• Dataset rows describing interfaces:
---*---

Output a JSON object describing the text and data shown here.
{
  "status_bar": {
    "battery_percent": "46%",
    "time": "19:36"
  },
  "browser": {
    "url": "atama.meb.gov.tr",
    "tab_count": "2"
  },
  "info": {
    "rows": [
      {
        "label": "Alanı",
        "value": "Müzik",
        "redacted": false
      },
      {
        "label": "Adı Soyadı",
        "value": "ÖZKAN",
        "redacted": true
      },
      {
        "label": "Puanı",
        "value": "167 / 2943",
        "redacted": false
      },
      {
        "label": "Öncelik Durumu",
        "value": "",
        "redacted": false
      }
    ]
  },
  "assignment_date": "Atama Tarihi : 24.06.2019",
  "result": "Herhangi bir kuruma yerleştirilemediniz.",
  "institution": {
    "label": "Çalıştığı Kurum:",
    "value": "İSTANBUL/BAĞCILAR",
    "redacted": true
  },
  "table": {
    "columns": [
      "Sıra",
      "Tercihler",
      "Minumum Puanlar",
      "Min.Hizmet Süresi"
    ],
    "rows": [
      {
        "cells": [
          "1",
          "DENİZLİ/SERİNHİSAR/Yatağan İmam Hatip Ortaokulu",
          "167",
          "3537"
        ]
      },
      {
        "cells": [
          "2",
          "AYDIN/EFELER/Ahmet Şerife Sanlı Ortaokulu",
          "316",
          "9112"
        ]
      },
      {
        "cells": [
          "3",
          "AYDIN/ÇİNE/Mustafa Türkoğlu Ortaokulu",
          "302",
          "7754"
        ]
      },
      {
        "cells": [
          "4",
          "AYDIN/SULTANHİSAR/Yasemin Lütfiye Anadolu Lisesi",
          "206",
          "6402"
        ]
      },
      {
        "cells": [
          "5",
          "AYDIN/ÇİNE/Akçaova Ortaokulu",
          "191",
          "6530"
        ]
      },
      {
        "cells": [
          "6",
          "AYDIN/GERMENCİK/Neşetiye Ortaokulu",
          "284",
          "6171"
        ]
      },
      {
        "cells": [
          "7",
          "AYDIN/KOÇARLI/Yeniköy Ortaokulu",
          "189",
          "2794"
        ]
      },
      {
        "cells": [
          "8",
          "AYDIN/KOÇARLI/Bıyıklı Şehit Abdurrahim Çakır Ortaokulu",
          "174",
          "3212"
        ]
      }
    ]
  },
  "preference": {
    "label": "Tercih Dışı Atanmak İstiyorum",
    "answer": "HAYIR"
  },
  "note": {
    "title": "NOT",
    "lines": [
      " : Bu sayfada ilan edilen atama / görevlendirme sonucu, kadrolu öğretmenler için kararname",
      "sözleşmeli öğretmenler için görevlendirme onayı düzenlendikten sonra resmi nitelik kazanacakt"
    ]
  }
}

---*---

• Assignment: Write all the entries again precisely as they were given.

• Expected answer:
Output a JSON object describing the text and data shown here.
{
  "status_bar": {
    "battery_percent": "46%",
    "time": "19:36"
  },
  "browser": {
    "url": "atama.meb.gov.tr",
    "tab_count": "2"
  },
  "info": {
    "rows": [
      {
        "label": "Alanı",
        "value": "Müzik",
        "redacted": false
      },
      {
        "label": "Adı Soyadı",
        "value": "ÖZKAN",
        "redacted": true
      },
      {
        "label": "Puanı",
        "value": "167 / 2943",
        "redacted": false
      },
      {
        "label": "Öncelik Durumu",
        "value": "",
        "redacted": false
      }
    ]
  },
  "assignment_date": "Atama Tarihi : 24.06.2019",
  "result": "Herhangi bir kuruma yerleştirilemediniz.",
  "institution": {
    "label": "Çalıştığı Kurum:",
    "value": "İSTANBUL/BAĞCILAR",
    "redacted": true
  },
  "table": {
    "columns": [
      "Sıra",
      "Tercihler",
      "Minumum Puanlar",
      "Min.Hizmet Süresi"
    ],
    "rows": [
      {
        "cells": [
          "1",
          "DENİZLİ/SERİNHİSAR/Yatağan İmam Hatip Ortaokulu",
          "167",
          "3537"
        ]
      },
      {
        "cells": [
          "2",
          "AYDIN/EFELER/Ahmet Şerife Sanlı Ortaokulu",
          "316",
          "9112"
        ]
      },
      {
        "cells": [
          "3",
          "AYDIN/ÇİNE/Mustafa Türkoğlu Ortaokulu",
          "302",
          "7754"
        ]
      },
      {
        "cells": [
          "4",
          "AYDIN/SULTANHİSAR/Yasemin Lütfiye Anadolu Lisesi",
          "206",
          "6402"
        ]
      },
      {
        "cells": [
          "5",
          "AYDIN/ÇİNE/Akçaova Ortaokulu",
          "191",
          "6530"
        ]
      },
      {
        "cells": [
          "6",
          "AYDIN/GERMENCİK/Neşetiye Ortaokulu",
          "284",
          "6171"
        ]
      },
      {
        "cells": [
          "7",
          "AYDIN/KOÇARLI/Yeniköy Ortaokulu",
          "189",
          "2794"
        ]
      },
      {
        "cells": [
          "8",
          "AYDIN/KOÇARLI/Bıyıklı Şehit Abdurrahim Çakır Ortaokulu",
          "174",
          "3212"
        ]
      }
    ]
  },
  "preference": {
    "label": "Tercih Dışı Atanmak İstiyorum",
    "answer": "HAYIR"
  },
  "note": {
    "title": "NOT",
    "lines": [
      " : Bu sayfada ilan edilen atama / görevlendirme sonucu, kadrolu öğretmenler için kararname",
      "sözleşmeli öğretmenler için görevlendirme onayı düzenlendikten sonra resmi nitelik kazanacakt"
    ]
  }
}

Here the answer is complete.